supercilious with a c rather than an s at its heart. Admirable ends “-able” because it derives from the Latin admirare; audible ends “-ible” because it comes from audire.

Truly, it’s worth it to spend some time in that dead old, ancient Roman language.

Test Dates

Well, here come the tests, as per the charts below. To help you along, you may wish to take advantage of our 2-hour SAT tutoring special: 50% off for two hours with one of our high-level college student tutors. Normally $40/ hour, we’ll give you two hours for that amount so that you can try it out and see the power of attacking and comprehending questions.  Our college student tutors, by the way, are marvelous.

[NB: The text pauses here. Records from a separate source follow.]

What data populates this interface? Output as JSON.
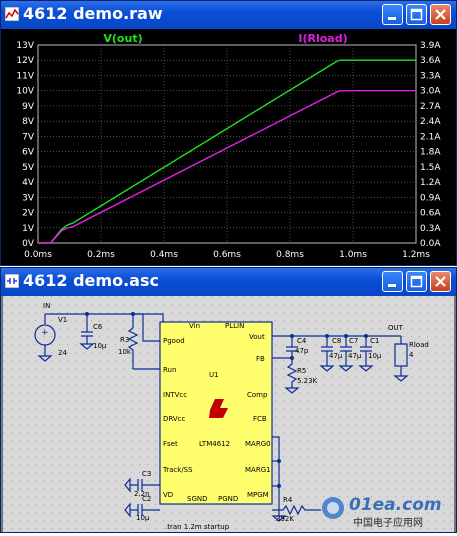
{
  "plot_window": {
    "title": "4612 demo.raw",
    "traces": {
      "left": "V(out)",
      "right": "I(Rload)"
    },
    "y_left_ticks": [
      "13V",
      "12V",
      "11V",
      "10V",
      "9V",
      "8V",
      "7V",
      "6V",
      "5V",
      "4V",
      "3V",
      "2V",
      "1V",
      "0V"
    ],
    "y_right_ticks": [
      "3.9A",
      "3.6A",
      "3.3A",
      "3.0A",
      "2.7A",
      "2.4A",
      "2.1A",
      "1.8A",
      "1.5A",
      "1.2A",
      "0.9A",
      "0.6A",
      "0.3A",
      "0.0A"
    ],
    "x_ticks": [
      "0.0ms",
      "0.2ms",
      "0.4ms",
      "0.6ms",
      "0.8ms",
      "1.0ms",
      "1.2ms"
    ],
    "colors": {
      "vout": "#22e022",
      "iload": "#e020e0",
      "grid": "#9a9a9a"
    }
  },
  "chart_data": {
    "type": "line",
    "x_unit": "ms",
    "ylim_left": [
      0,
      13
    ],
    "ylim_right": [
      0,
      3.9
    ],
    "xlim": [
      0,
      1.2
    ],
    "grid": true,
    "series": [
      {
        "name": "V(out)",
        "axis": "left",
        "x": [
          0.0,
          0.04,
          0.075,
          0.095,
          0.11,
          0.95,
          0.96,
          1.2
        ],
        "y": [
          0.0,
          0.0,
          0.9,
          1.2,
          1.3,
          11.95,
          12.0,
          12.0
        ]
      },
      {
        "name": "I(Rload)",
        "axis": "right",
        "x": [
          0.0,
          0.04,
          0.075,
          0.095,
          0.11,
          0.95,
          0.96,
          1.2
        ],
        "y": [
          0.0,
          0.0,
          0.24,
          0.3,
          0.32,
          2.98,
          3.0,
          3.0
        ]
      }
    ]
  },
  "sch_window": {
    "title": "4612 demo.asc",
    "labels": {
      "in": "IN",
      "out": "OUT",
      "v1": "V1",
      "v1val": "24",
      "c6": "C6",
      "c6val": "10µ",
      "r3": "R3",
      "r3val": "10k",
      "u1": "U1",
      "part": "LTM4612",
      "c4": "C4",
      "c4val": "47p",
      "r5": "R5",
      "r5val": "5.23K",
      "c8": "C8",
      "c8val": "47µ",
      "c7": "C7",
      "c7val": "47µ",
      "c1": "C1",
      "c1val": "10µ",
      "rload": "Rload",
      "rloadval": "4",
      "c3": "C3",
      "c3val": "2.2n",
      "c2": "C2",
      "c2val": "10µ",
      "r4": "R4",
      "r4val": "392K",
      "tran": ".tran 1.2m startup"
    },
    "pins": {
      "vin": "Vin",
      "pllin": "PLLIN",
      "vout": "Vout",
      "pgood": "Pgood",
      "run": "Run",
      "fb": "FB",
      "intvcc": "INTVcc",
      "comp": "Comp",
      "drvcc": "DRVcc",
      "fcb": "FCB",
      "fset": "Fset",
      "marg0": "MARG0",
      "track": "Track/SS",
      "marg1": "MARG1",
      "vd": "VD",
      "mpgm": "MPGM",
      "sgnd": "SGND",
      "pgnd": "PGND"
    }
  },
  "watermark": {
    "brand": "01ea.com",
    "sub": "中国电子应用网"
  }
}
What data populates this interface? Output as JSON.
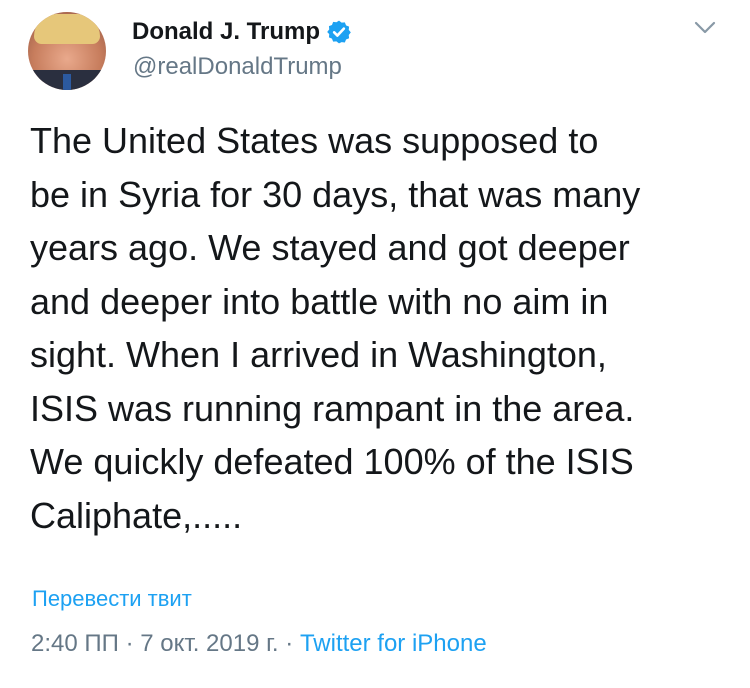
{
  "user": {
    "display_name": "Donald J. Trump",
    "handle": "@realDonaldTrump"
  },
  "icons": {
    "avatar": "profile-photo",
    "verified": "verified-badge-icon",
    "menu": "chevron-down-icon"
  },
  "colors": {
    "link": "#1da1f2",
    "secondary_text": "#657786",
    "primary_text": "#14171a"
  },
  "tweet": {
    "lines": [
      "The United States was supposed to",
      "be in Syria for 30 days, that was many",
      "years ago. We stayed and got deeper",
      "and deeper into battle with no aim in",
      "sight. When I arrived in Washington,",
      "ISIS was running rampant in the area.",
      "We quickly defeated 100% of the ISIS",
      "Caliphate,....."
    ],
    "translate_label": "Перевести твит",
    "time": "2:40 ПП",
    "separator": "·",
    "date": "7 окт. 2019 г.",
    "source": "Twitter for iPhone"
  }
}
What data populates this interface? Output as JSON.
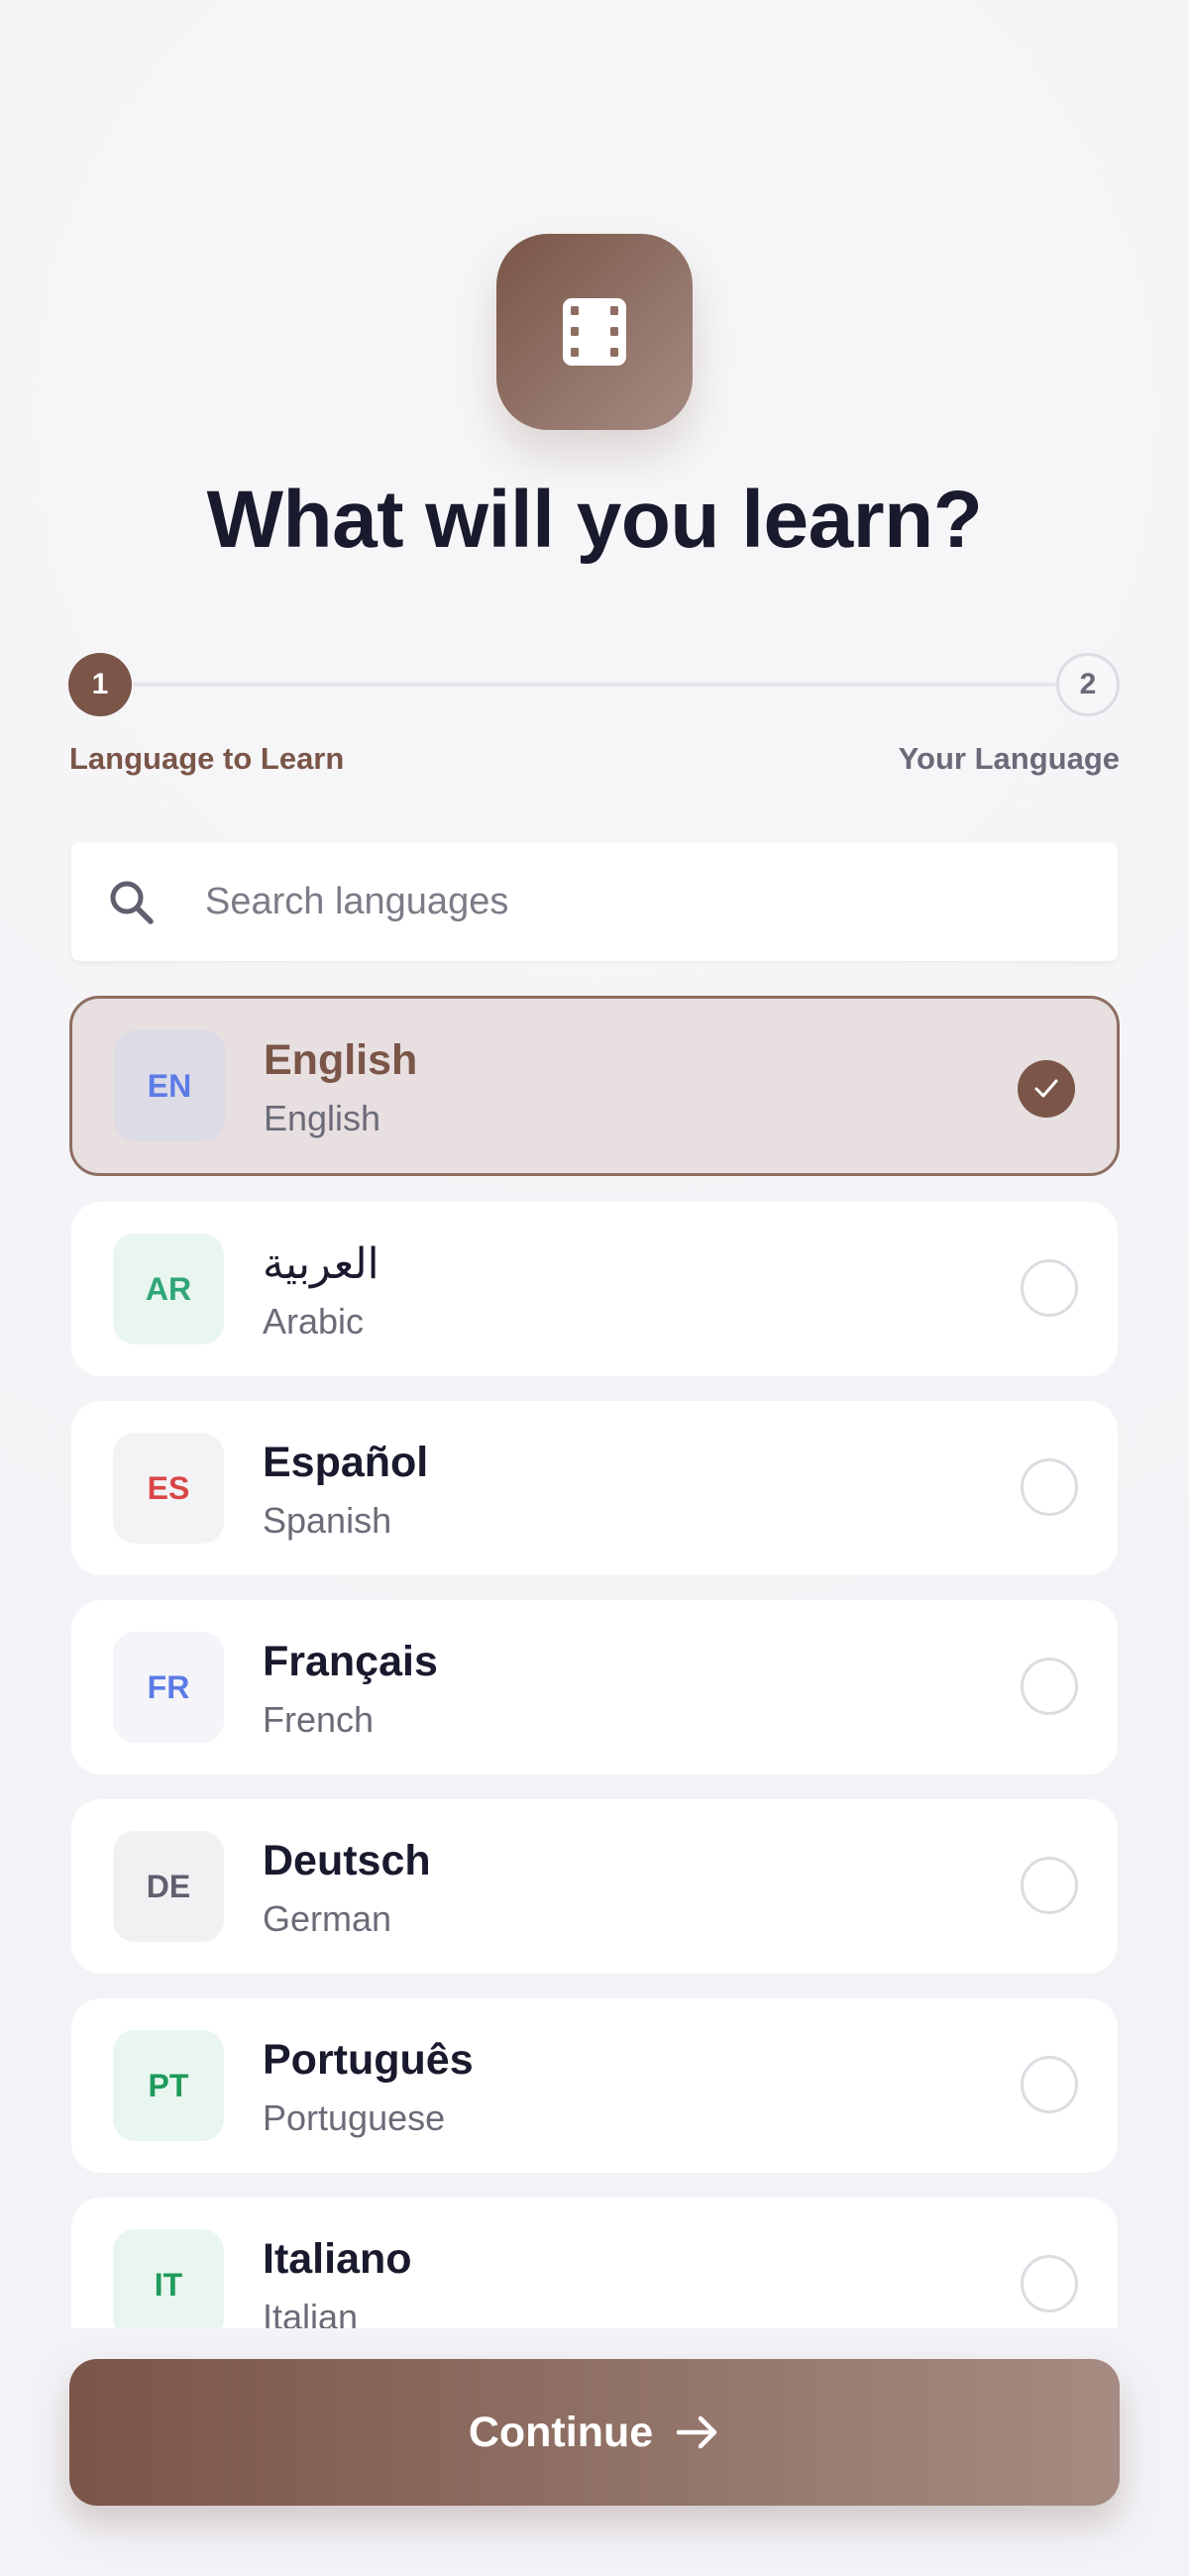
{
  "header": {
    "app_icon": "film-icon",
    "title": "What will you learn?"
  },
  "stepper": {
    "steps": [
      {
        "number": "1",
        "label": "Language to Learn",
        "active": true
      },
      {
        "number": "2",
        "label": "Your Language",
        "active": false
      }
    ]
  },
  "search": {
    "placeholder": "Search languages",
    "value": "",
    "icon": "search-icon"
  },
  "languages": [
    {
      "code": "EN",
      "native": "English",
      "english": "English",
      "selected": true,
      "code_color": "#5b7be6",
      "badge_bg": "#dcdbe6"
    },
    {
      "code": "AR",
      "native": "العربية",
      "english": "Arabic",
      "selected": false,
      "code_color": "#2fa677",
      "badge_bg": "#e8f6ef"
    },
    {
      "code": "ES",
      "native": "Español",
      "english": "Spanish",
      "selected": false,
      "code_color": "#d94646",
      "badge_bg": "#f3f3f6"
    },
    {
      "code": "FR",
      "native": "Français",
      "english": "French",
      "selected": false,
      "code_color": "#5b7be6",
      "badge_bg": "#f4f4f9"
    },
    {
      "code": "DE",
      "native": "Deutsch",
      "english": "German",
      "selected": false,
      "code_color": "#5f5f6e",
      "badge_bg": "#f1f1f4"
    },
    {
      "code": "PT",
      "native": "Português",
      "english": "Portuguese",
      "selected": false,
      "code_color": "#1f9a5d",
      "badge_bg": "#e8f6ef"
    },
    {
      "code": "IT",
      "native": "Italiano",
      "english": "Italian",
      "selected": false,
      "code_color": "#1f9a5d",
      "badge_bg": "#e8f6ef"
    }
  ],
  "footer": {
    "continue_label": "Continue",
    "continue_icon": "arrow-right-icon"
  },
  "colors": {
    "accent": "#7a5548",
    "accent_light": "#a58b82",
    "selected_bg": "#e7dfe0",
    "text_dark": "#1a1a2e",
    "text_muted": "#6b6b78"
  }
}
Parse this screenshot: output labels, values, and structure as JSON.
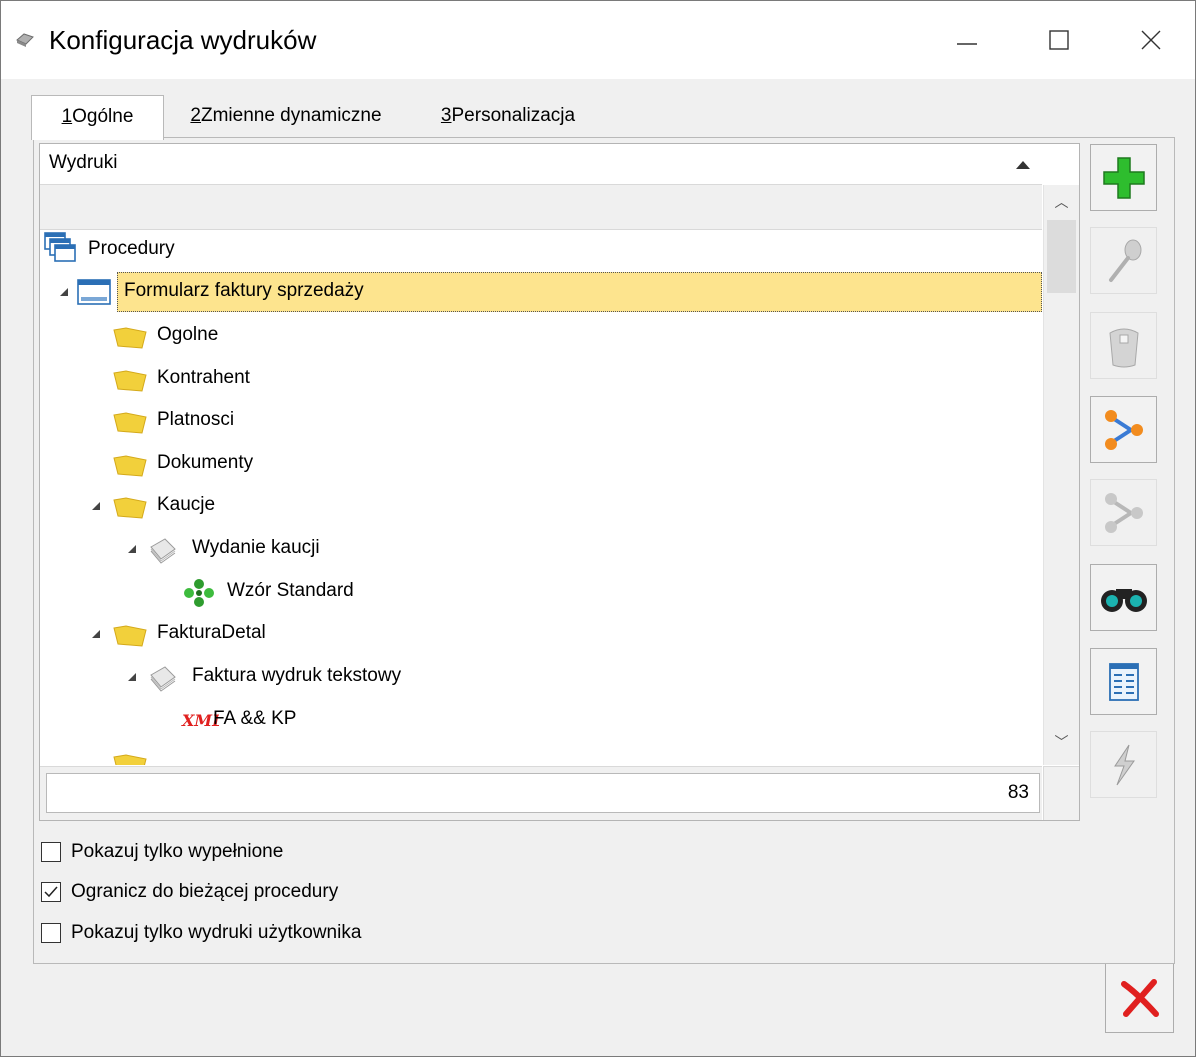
{
  "window": {
    "title": "Konfiguracja wydruków",
    "icons": {
      "app": "app-icon",
      "minimize": "minimize-icon",
      "maximize": "maximize-icon",
      "close": "close-icon"
    }
  },
  "tabs": [
    {
      "accel": "1",
      "label": "Ogólne",
      "active": true
    },
    {
      "accel": "2",
      "label": "Zmienne dynamiczne",
      "active": false
    },
    {
      "accel": "3",
      "label": "Personalizacja",
      "active": false
    }
  ],
  "grid": {
    "column_header": "Wydruki",
    "sort": "ascending",
    "count": "83",
    "tree": [
      {
        "label": "Procedury",
        "icon": "windows-icon",
        "level": 0,
        "expander": false
      },
      {
        "label": "Formularz faktury sprzedaży",
        "icon": "form-icon",
        "level": 1,
        "expander": true,
        "selected": true
      },
      {
        "label": "Ogolne",
        "icon": "folder-icon",
        "level": 2,
        "expander": false
      },
      {
        "label": "Kontrahent",
        "icon": "folder-icon",
        "level": 2,
        "expander": false
      },
      {
        "label": "Platnosci",
        "icon": "folder-icon",
        "level": 2,
        "expander": false
      },
      {
        "label": "Dokumenty",
        "icon": "folder-icon",
        "level": 2,
        "expander": false
      },
      {
        "label": "Kaucje",
        "icon": "folder-icon",
        "level": 2,
        "expander": true
      },
      {
        "label": "Wydanie kaucji",
        "icon": "pages-icon",
        "level": 3,
        "expander": true
      },
      {
        "label": "Wzór Standard",
        "icon": "clover-icon",
        "level": 4,
        "expander": false
      },
      {
        "label": "FakturaDetal",
        "icon": "folder-icon",
        "level": 2,
        "expander": true
      },
      {
        "label": "Faktura wydruk tekstowy",
        "icon": "pages-icon",
        "level": 3,
        "expander": true
      },
      {
        "label": "FA && KP",
        "icon": "xml-icon",
        "level": 4,
        "expander": false
      }
    ]
  },
  "toolbar": [
    {
      "name": "add-button",
      "icon": "plus-icon",
      "enabled": true
    },
    {
      "name": "edit-button",
      "icon": "spoon-icon",
      "enabled": false
    },
    {
      "name": "delete-button",
      "icon": "trash-icon",
      "enabled": false
    },
    {
      "name": "copy-button",
      "icon": "molecule-icon",
      "enabled": true
    },
    {
      "name": "copy-disabled-button",
      "icon": "molecule-gray-icon",
      "enabled": false
    },
    {
      "name": "preview-button",
      "icon": "binoculars-icon",
      "enabled": true
    },
    {
      "name": "properties-button",
      "icon": "form-list-icon",
      "enabled": true
    },
    {
      "name": "run-button",
      "icon": "lightning-icon",
      "enabled": false
    }
  ],
  "checkboxes": [
    {
      "label": "Pokazuj tylko wypełnione",
      "checked": false
    },
    {
      "label": "Ogranicz do bieżącej procedury",
      "checked": true
    },
    {
      "label": "Pokazuj tylko wydruki użytkownika",
      "checked": false
    }
  ],
  "close_button": {
    "icon": "red-x-icon"
  },
  "colors": {
    "selection": "#fde48e",
    "add": "#2ebd2e",
    "close": "#e0201f",
    "folder": "#f2d03b"
  }
}
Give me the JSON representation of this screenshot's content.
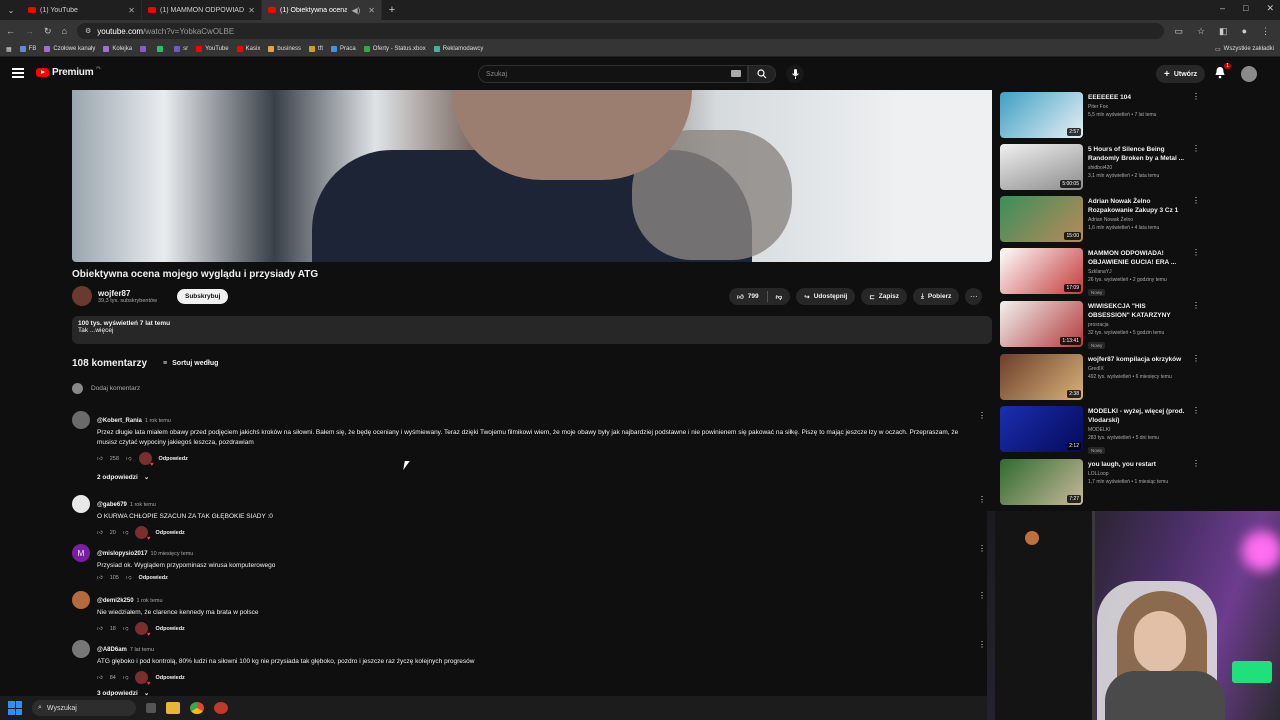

They are caring, motivated, and want to help high school students succeed.

Let me know your thoughts and questions!

– Michael

SAT .S. registration dates and deadlines for 2013-14

Test Dates Test U.S. Registration Deadlines
(Expire at 11:59 p.m. Eastern Time, U.S.A.)
Regular Late (a fee applies)
October 5, 2013 SAT & Subject Tests September 6, 2013 September 20, 2013
November 2, 2013 SAT & Subject Tests October 3, 2013 October 18, 2013
December 7, 2013 SAT & Subject Tests November 8, 2013 November 22, 2013
January 25, 2014 SAT & Subject Tests December 27, 2013 January 10, 2014
March 8, 2014 SAT only February 7, 2014 February 21, 2014
May 3, 2014 SAT & Subject Tests April 4, 2014 April 18, 2014
June 7, 2014 SAT & Subject Tests May 9, 2014 May 23, 2014

ACT Test Dates in the U.S., U.S. Territories, and Canada

Test Date Registration Deadline (Late Fee Required)
September 21, 2013 August 23, 2013 August 24–September 6, 2013
October 26, 2013 September 27, 2013 September 28–October 11, 2013
December 14, 2013 November 8, 2013 November 9–22, 2013
February 8, 2014* January 10, 2014 January 11–24, 2014
April 12, 2014 March 7, 2014 March 8–21, 2014
June 14, 2014 May 9, 2014 May 10–23, 2014